    In some certain circumstances enemies don't cost you anything and friends get you some small benefit

    One example would be a deep Red (or Blue) district politician who acts like trolls and makes as many enemies as friends. But his friends are in his/her district enemies are outside, so he does not care.

    Or even an obnoxious car salesman advertising in radio "Costoria Buick! Owner Ed has gone mad! He is stackin' 'em deep, selling 'em cheap"!. Yeah, that guy is irritating, but you might still remember the name of the dealership, and the irritated millions do not bother him. The few sales leads that he does get is enough for Ed Costoria.

    So I don't see the internet trolls as winners, but the sites hosting them as losers.

  • Conflation (Score:5, Insightful)

    by fyngyrz ( 762201 ) on Saturday March 16, 2013 @03:04PM (#43192177) Homepage Journal

    Pseudonyms and rude behavior are separable issues, and should be treated as such. Rude behavior can be addressed with moderation (and should be.)

    Pseudonyms are important for a number of reasons, including protection from stalkers, rouge governments (but I repeat myself), troll shadowing, bullying, ex-(wives|husbands|jackbooted thugs|etc), revolutionary ideas that step on other people's turf, or could, critical political commentary, and, oh yes, privacy, should one desire that.

    The fact that pseudonyms are the first layer for many trolls is irrelevant if moderation is adequate. And that, in turn, can be addressed in many ways. Slashdot, for instance, reduces visibility of trolls by rare (unfortunately) moderation. Other sites let the users detect and suppress the trolls; that kills trolls faster, but it also kills contrary ideas and that's not good.

    So it seems to me that the most important thing here is to get moderation up to the highest possible standard. When you run a site, after all, it's your barbecue... you should get right in there and see that the level of discourse you want is maintained. If you don't, it's your fault. Don't blame the pseudonymous folks for your failings.

  • How dumb (Score:1, Insightful)

    by Anonymous Coward on Saturday March 16, 2013 @05:38PM (#43193065)

    What a dumb article how exactly are they winning? Oh by making you write this dumb article about them. What next?

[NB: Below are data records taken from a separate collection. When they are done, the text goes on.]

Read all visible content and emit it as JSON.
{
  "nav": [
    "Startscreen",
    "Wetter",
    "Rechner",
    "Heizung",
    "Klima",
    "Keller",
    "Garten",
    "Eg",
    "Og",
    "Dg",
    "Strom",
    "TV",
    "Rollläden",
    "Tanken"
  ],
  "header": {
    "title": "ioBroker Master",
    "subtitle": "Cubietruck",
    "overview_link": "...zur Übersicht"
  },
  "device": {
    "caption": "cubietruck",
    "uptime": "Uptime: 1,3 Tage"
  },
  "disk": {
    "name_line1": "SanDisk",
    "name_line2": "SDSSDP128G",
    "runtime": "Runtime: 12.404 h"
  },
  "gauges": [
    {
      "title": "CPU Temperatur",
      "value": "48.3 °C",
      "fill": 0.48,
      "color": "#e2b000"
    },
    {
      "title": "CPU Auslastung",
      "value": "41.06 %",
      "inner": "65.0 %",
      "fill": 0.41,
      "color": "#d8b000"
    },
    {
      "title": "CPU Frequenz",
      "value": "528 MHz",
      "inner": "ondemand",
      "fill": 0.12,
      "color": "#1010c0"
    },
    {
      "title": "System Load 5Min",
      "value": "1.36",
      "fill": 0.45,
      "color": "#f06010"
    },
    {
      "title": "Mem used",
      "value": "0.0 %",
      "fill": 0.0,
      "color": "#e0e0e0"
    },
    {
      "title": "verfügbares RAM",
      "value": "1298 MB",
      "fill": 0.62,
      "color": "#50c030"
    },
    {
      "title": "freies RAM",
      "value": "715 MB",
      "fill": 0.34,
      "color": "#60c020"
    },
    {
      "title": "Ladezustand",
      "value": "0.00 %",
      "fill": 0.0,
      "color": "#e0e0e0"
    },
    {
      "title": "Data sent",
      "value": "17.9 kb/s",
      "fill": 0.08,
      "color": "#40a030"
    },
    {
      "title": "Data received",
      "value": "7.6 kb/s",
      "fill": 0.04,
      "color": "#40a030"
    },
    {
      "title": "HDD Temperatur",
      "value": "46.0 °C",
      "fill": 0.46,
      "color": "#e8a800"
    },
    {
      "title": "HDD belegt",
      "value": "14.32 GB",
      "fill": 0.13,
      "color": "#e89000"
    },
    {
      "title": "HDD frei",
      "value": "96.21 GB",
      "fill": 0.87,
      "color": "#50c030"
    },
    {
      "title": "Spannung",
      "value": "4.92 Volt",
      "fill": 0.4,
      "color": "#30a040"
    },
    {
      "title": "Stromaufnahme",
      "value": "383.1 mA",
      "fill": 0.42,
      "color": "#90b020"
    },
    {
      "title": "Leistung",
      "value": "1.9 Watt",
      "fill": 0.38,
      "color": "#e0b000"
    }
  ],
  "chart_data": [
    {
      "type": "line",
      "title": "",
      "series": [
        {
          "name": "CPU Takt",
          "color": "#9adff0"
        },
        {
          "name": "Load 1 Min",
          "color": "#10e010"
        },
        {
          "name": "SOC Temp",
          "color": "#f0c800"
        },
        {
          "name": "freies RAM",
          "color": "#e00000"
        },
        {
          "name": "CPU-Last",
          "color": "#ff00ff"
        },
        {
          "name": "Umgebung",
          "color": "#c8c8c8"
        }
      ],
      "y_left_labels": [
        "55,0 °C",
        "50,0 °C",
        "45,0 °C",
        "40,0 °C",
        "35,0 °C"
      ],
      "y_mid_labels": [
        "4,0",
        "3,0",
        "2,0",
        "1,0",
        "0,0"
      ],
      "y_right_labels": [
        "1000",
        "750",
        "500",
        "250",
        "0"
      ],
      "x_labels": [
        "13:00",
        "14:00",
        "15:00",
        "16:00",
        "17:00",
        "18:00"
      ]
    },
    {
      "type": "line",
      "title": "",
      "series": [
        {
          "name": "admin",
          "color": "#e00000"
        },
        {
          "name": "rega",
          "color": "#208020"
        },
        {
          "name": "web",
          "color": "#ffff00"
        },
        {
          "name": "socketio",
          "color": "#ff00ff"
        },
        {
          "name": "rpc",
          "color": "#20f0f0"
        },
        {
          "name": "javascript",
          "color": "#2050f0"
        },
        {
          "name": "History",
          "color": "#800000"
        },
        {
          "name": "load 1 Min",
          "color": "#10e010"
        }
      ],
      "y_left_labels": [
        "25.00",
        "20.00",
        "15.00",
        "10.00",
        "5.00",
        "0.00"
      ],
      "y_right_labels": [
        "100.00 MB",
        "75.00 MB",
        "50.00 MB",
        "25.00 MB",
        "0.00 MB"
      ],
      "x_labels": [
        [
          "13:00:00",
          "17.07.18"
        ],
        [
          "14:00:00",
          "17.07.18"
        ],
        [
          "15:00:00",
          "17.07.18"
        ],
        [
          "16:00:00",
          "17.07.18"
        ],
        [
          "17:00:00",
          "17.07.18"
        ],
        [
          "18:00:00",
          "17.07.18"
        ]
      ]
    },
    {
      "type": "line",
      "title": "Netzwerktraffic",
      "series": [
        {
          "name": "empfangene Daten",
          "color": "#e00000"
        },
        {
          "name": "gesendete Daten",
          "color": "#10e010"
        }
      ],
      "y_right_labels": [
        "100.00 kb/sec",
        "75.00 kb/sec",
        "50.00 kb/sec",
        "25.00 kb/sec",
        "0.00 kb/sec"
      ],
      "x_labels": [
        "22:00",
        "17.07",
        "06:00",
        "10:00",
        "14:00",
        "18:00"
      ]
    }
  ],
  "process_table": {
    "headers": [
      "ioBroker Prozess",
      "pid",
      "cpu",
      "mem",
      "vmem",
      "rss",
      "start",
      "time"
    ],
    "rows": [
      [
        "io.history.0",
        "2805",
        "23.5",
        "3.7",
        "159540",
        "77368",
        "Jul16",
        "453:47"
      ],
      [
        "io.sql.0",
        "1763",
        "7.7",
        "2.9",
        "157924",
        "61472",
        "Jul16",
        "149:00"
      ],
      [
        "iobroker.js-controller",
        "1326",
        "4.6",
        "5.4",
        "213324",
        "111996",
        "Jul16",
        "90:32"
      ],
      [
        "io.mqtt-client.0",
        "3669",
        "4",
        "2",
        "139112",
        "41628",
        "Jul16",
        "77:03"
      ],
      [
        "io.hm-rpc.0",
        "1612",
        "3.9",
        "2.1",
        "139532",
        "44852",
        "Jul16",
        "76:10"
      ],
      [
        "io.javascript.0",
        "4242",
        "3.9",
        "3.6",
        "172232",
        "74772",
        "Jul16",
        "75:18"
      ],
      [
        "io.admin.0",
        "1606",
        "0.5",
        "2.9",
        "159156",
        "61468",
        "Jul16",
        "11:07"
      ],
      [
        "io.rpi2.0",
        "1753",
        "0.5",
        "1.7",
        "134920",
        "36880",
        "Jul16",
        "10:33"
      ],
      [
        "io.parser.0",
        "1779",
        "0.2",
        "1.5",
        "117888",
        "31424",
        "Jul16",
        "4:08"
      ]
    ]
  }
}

An article by you talking about how the "welfare queens" are winning by taking government handouts. Sorry but much like the trolls, if your a black welfare queen you ain't winning.

If you suspect a man, don't employ him.